The best version of Joaquin Sorolla’s facet as a cartoonist shines through in the magnificent watercolor that will be tendered on December 1.
The technical virtuosity that Joaquin Sorolla achieved with his pictorial work established him as the painter of light par excellence . However, the scope of his work goes far beyond his well-known canvases in which he captured like few others the lighting effects of the Mediterranean. In this sense, the Valencian artist’s facet as a cartoonist represents a valuable testimony of the evolution that his work underwent, revealing in it the key aspects that marked his artistic personality. Far from considering it a secondary manifestation, Sorolla builds his production as a painter and draftsman in parallel, evolving at the same time both in terms of technical and thematic aspects. With some exceptions, his drawings are not usually preparatory, but, as in the case at hand, they are in themselves true works of art.

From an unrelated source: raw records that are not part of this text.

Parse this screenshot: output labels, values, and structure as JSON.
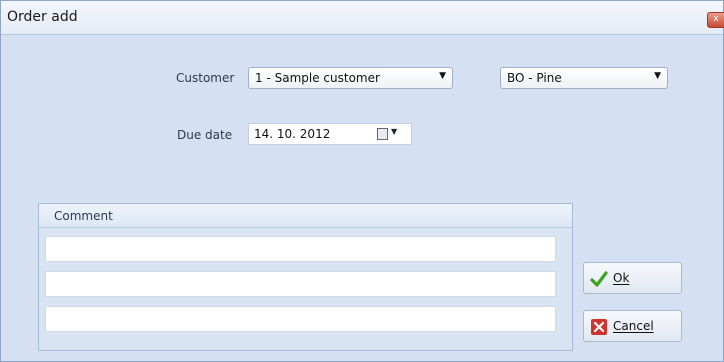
{
  "window": {
    "title": "Order add",
    "close_glyph": "x"
  },
  "customer": {
    "label": "Customer",
    "value": "1 - Sample customer",
    "icon": "chevron-down-icon"
  },
  "warehouse": {
    "value": "BO - Pine",
    "icon": "chevron-down-icon"
  },
  "due_date": {
    "label": "Due date",
    "value": "14. 10. 2012",
    "icon": "calendar-icon"
  },
  "comment": {
    "header": "Comment",
    "lines": [
      "",
      "",
      ""
    ]
  },
  "buttons": {
    "ok": {
      "mnemonic": "O",
      "rest": "k",
      "icon": "checkmark-icon",
      "icon_color": "#3aa51c"
    },
    "cancel": {
      "mnemonic": "C",
      "rest": "ancel",
      "icon": "cancel-x-icon",
      "icon_color": "#d0342c"
    }
  }
}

Within its evolution, the scholarship that after winning the contest convened by the Valencia Provincial Council is granted in 1884 to complete its studies in Rome. In the Italian capital, a young Sorolla will discover not only the work of the great Italian Renaissance masters, but it will also be where his admiration for the work of Mariano Fortuny will surface, who will come to exert a powerful influence on the work of the Valencian artist.
In fact, his academic training and his time in Rome will be decisive in the development of his production as a cartoonist, marking the plastic ideal to which he should aspire. From his earliest drawings, the painter explored with different techniques that, such as charcoal, watercolor, ink or gouache, combined with each other. This is the case of “Playing the guitar”, carried out during his early Italian period and where, despite his youth, Sorolla already offers us clear samples of the technical mastery that he would achieve. The scene that he presents us with traditional roots denotes the excellent narrative sense and compositional skill that will define this type of production in which the mark left on him by teachers such as Ignacio Pinazo, Francisco Pradilla or the aforementioned Fortuny is evident. Likewise, Sorolla already offers us indications of what his artistic personality will become, delighting us in this scene, with the expressive force of his quick but concrete brushstroke and allowing us to glimpse the special sensitivity that he will acquire when capturing light effects.
Throughout his artistic career, Sorolla tirelessly made more than 5000 drawings in which between line and line we intuit how it happens in watercolor that concerns us here, the mastery of the painter in all its dimensions .